[Interface dataset entries]
════════════════

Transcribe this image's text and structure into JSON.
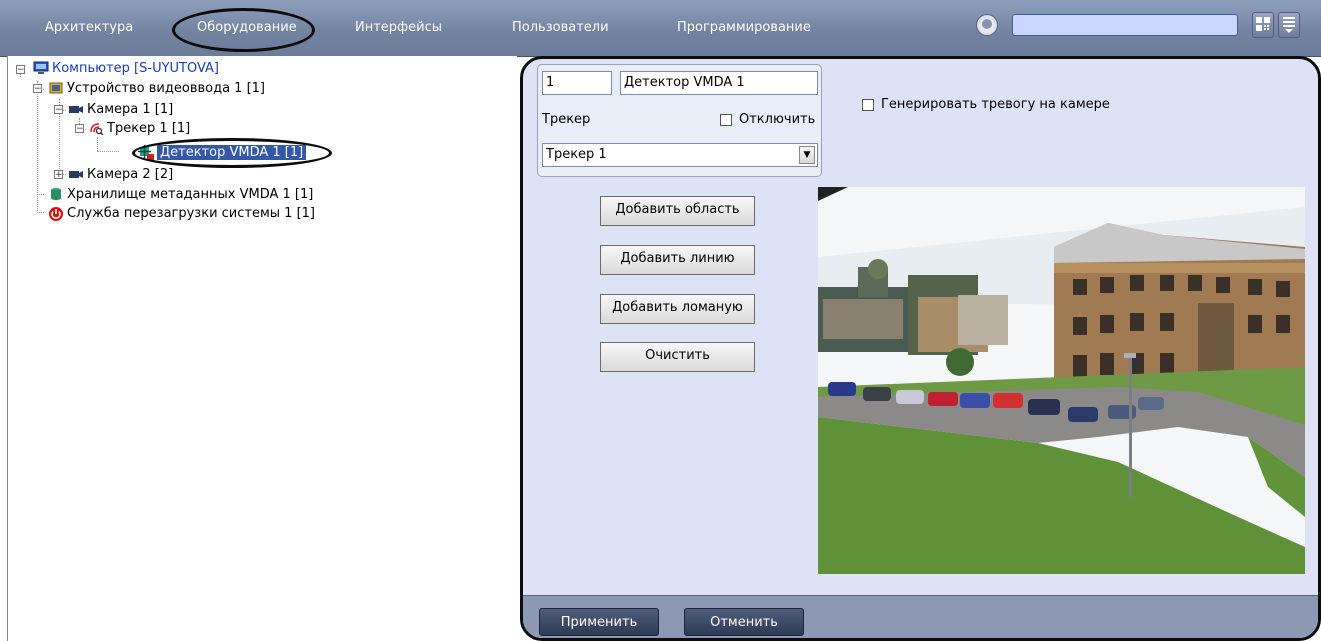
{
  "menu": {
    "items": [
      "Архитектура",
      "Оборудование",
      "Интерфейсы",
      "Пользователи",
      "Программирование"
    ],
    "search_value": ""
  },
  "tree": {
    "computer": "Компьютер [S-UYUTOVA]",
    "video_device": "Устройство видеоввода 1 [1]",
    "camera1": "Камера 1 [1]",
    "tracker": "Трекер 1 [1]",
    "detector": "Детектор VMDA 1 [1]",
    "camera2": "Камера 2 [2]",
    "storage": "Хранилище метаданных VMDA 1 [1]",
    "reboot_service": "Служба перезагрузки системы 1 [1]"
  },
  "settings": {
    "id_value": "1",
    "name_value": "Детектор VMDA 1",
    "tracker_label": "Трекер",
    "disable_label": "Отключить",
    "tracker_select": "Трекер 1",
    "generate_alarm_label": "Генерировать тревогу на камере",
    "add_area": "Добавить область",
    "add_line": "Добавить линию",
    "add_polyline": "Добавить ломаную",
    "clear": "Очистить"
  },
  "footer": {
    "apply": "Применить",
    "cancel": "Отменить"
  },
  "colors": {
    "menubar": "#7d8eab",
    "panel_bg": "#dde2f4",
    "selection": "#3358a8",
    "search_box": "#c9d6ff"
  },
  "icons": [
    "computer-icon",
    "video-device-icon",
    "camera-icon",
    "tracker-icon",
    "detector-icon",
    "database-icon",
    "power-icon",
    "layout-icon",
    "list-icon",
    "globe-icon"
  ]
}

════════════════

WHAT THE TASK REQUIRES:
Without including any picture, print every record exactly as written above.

RESULT FOR THIS TASK:
Transcribe this image's text and structure into JSON.
{
  "menu": {
    "items": [
      "Архитектура",
      "Оборудование",
      "Интерфейсы",
      "Пользователи",
      "Программирование"
    ],
    "search_value": ""
  },
  "tree": {
    "computer": "Компьютер [S-UYUTOVA]",
    "video_device": "Устройство видеоввода 1 [1]",
    "camera1": "Камера 1 [1]",
    "tracker": "Трекер 1 [1]",
    "detector": "Детектор VMDA 1 [1]",
    "camera2": "Камера 2 [2]",
    "storage": "Хранилище метаданных VMDA 1 [1]",
    "reboot_service": "Служба перезагрузки системы 1 [1]"
  },
  "settings": {
    "id_value": "1",
    "name_value": "Детектор VMDA 1",
    "tracker_label": "Трекер",
    "disable_label": "Отключить",
    "tracker_select": "Трекер 1",
    "generate_alarm_label": "Генерировать тревогу на камере",
    "add_area": "Добавить область",
    "add_line": "Добавить линию",
    "add_polyline": "Добавить ломаную",
    "clear": "Очистить"
  },
  "footer": {
    "apply": "Применить",
    "cancel": "Отменить"
  },
  "colors": {
    "menubar": "#7d8eab",
    "panel_bg": "#dde2f4",
    "selection": "#3358a8",
    "search_box": "#c9d6ff"
  },
  "icons": [
    "computer-icon",
    "video-device-icon",
    "camera-icon",
    "tracker-icon",
    "detector-icon",
    "database-icon",
    "power-icon",
    "layout-icon",
    "list-icon",
    "globe-icon"
  ]
}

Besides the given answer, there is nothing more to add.